» **Exercise objective**
When you write out the records, keep every line exactly as it is.

» **Excerpts from an interface dataset**
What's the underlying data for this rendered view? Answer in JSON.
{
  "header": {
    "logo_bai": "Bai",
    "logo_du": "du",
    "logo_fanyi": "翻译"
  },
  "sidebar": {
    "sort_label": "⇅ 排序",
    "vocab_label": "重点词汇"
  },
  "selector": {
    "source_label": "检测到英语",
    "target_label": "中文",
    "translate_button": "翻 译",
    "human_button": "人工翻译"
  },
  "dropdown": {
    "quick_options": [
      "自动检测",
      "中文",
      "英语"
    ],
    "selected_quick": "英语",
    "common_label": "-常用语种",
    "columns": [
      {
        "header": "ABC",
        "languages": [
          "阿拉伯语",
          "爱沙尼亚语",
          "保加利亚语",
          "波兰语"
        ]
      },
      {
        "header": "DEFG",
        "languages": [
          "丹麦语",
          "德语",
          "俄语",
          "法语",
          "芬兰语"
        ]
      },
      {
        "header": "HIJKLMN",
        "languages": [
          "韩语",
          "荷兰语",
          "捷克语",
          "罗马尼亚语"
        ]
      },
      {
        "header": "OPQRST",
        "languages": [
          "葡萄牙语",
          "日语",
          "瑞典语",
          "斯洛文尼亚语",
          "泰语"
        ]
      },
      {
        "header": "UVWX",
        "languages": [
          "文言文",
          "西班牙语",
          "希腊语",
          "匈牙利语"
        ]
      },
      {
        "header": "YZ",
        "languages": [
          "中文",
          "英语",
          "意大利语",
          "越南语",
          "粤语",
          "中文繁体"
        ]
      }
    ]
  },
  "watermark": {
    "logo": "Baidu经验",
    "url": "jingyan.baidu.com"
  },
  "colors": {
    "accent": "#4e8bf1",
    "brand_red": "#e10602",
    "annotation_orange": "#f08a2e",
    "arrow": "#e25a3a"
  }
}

» **Output for this task**
What's the underlying data for this rendered view? Answer in JSON.
{
  "header": {
    "logo_bai": "Bai",
    "logo_du": "du",
    "logo_fanyi": "翻译"
  },
  "sidebar": {
    "sort_label": "⇅ 排序",
    "vocab_label": "重点词汇"
  },
  "selector": {
    "source_label": "检测到英语",
    "target_label": "中文",
    "translate_button": "翻 译",
    "human_button": "人工翻译"
  },
  "dropdown": {
    "quick_options": [
      "自动检测",
      "中文",
      "英语"
    ],
    "selected_quick": "英语",
    "common_label": "-常用语种",
    "columns": [
      {
        "header": "ABC",
        "languages": [
          "阿拉伯语",
          "爱沙尼亚语",
          "保加利亚语",
          "波兰语"
        ]
      },
      {
        "header": "DEFG",
        "languages": [
          "丹麦语",
          "德语",
          "俄语",
          "法语",
          "芬兰语"
        ]
      },
      {
        "header": "HIJKLMN",
        "languages": [
          "韩语",
          "荷兰语",
          "捷克语",
          "罗马尼亚语"
        ]
      },
      {
        "header": "OPQRST",
        "languages": [
          "葡萄牙语",
          "日语",
          "瑞典语",
          "斯洛文尼亚语",
          "泰语"
        ]
      },
      {
        "header": "UVWX",
        "languages": [
          "文言文",
          "西班牙语",
          "希腊语",
          "匈牙利语"
        ]
      },
      {
        "header": "YZ",
        "languages": [
          "中文",
          "英语",
          "意大利语",
          "越南语",
          "粤语",
          "中文繁体"
        ]
      }
    ]
  },
  "watermark": {
    "logo": "Baidu经验",
    "url": "jingyan.baidu.com"
  },
  "colors": {
    "accent": "#4e8bf1",
    "brand_red": "#e10602",
    "annotation_orange": "#f08a2e",
    "arrow": "#e25a3a"
  }
}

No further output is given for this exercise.